ACTS launches fundraiser to pay for building repairs
Similar to many other professions, the worldwide pandemic coupled with the hurricanes that hit Southwest Louisiana in August and September hit the theatre community hard. Many theatres have been unable to host performances or bring in income and are now having to keep up with bills alongside the damages sustained through the hurricanes.
The Artists Civic Theatre and Studio Inc, also known as ACTS, recently launched a GoFundMe to help them raise $20,000 to sustain both damages and pandemic impacts to their theatre. ACTS has been serving the local community for over 55 years, bringing the arts and their passion to the stage and those who visit it.
“We need a lot of interior work done on the building; we need to make some updates so that the building can be useable. We’ve had a rough year, financially, with COVID—we haven’t been able to bring in any kind of income at all. On top of the updates, we do have everyday expenses like a mortgage and bills and all of that,” explained performer and Vice President of the board Markie Hebert.
She explained that ACTS has been unable to bring in income since February. The theatre suffered damage to the roof and interior, and much of the damage complications are in part due to the historical aspects of the building that need updating.
“We had been working on a show and we were going to be ready for the stage as soon as we got the okay, we had a show that was ready,” expressed Hebert, “We were expecting to get to be able to get it going pretty quickly, and then the hurricane came and messed up the building. We had actually been working on that show since March.”
Currently, as of Wednesday, they have raised $1,185 of their $20,000 goal. To donate or share the fundraiser to spread awareness, people can visit GoFundMe and search for “ACTS Theatre Building repair.” Any donation is appreciated as they work on rebuilding their home away from home.

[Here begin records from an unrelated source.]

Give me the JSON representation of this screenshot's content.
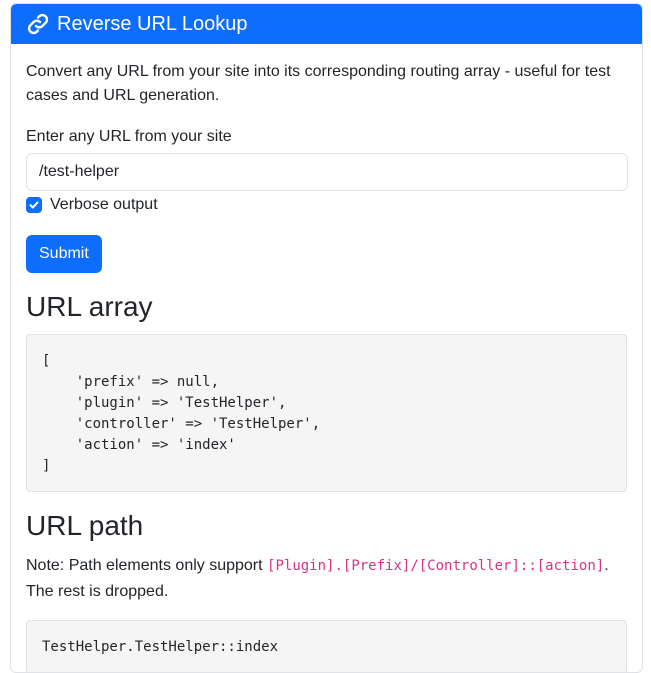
{
  "header": {
    "title": "Reverse URL Lookup",
    "icon": "link-icon"
  },
  "intro": "Convert any URL from your site into its corresponding routing array - useful for test cases and URL generation.",
  "form": {
    "url_label": "Enter any URL from your site",
    "url_value": "/test-helper",
    "verbose_label": "Verbose output",
    "verbose_checked": true,
    "submit_label": "Submit"
  },
  "url_array": {
    "heading": "URL array",
    "code": "[\n    'prefix' => null,\n    'plugin' => 'TestHelper',\n    'controller' => 'TestHelper',\n    'action' => 'index'\n]"
  },
  "url_path": {
    "heading": "URL path",
    "note_prefix": "Note: Path elements only support ",
    "note_code": "[Plugin].[Prefix]/[Controller]::[action]",
    "note_suffix": ". The rest is dropped.",
    "code": "TestHelper.TestHelper::index"
  },
  "colors": {
    "primary": "#0d6efd",
    "code_pink": "#d63384",
    "pre_bg": "#f5f5f5"
  }
}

“With the storm and so much damage not only to us, but to all the theatres in the community, we don’t have a place,” said Hebert, “To me, ACTS is kind of like a second home—it’s kind of like a place to go and get away from things and have the chance to do something else. I know that’s the way a lot of our community feels about the theatre and being part of the theatre. So, everyone that helps us with our fundraiser helps us get one step closer to bringing that back for people.”
She said that those involved with ACTS hope to come back sooner and better than ever.
Special to the American Press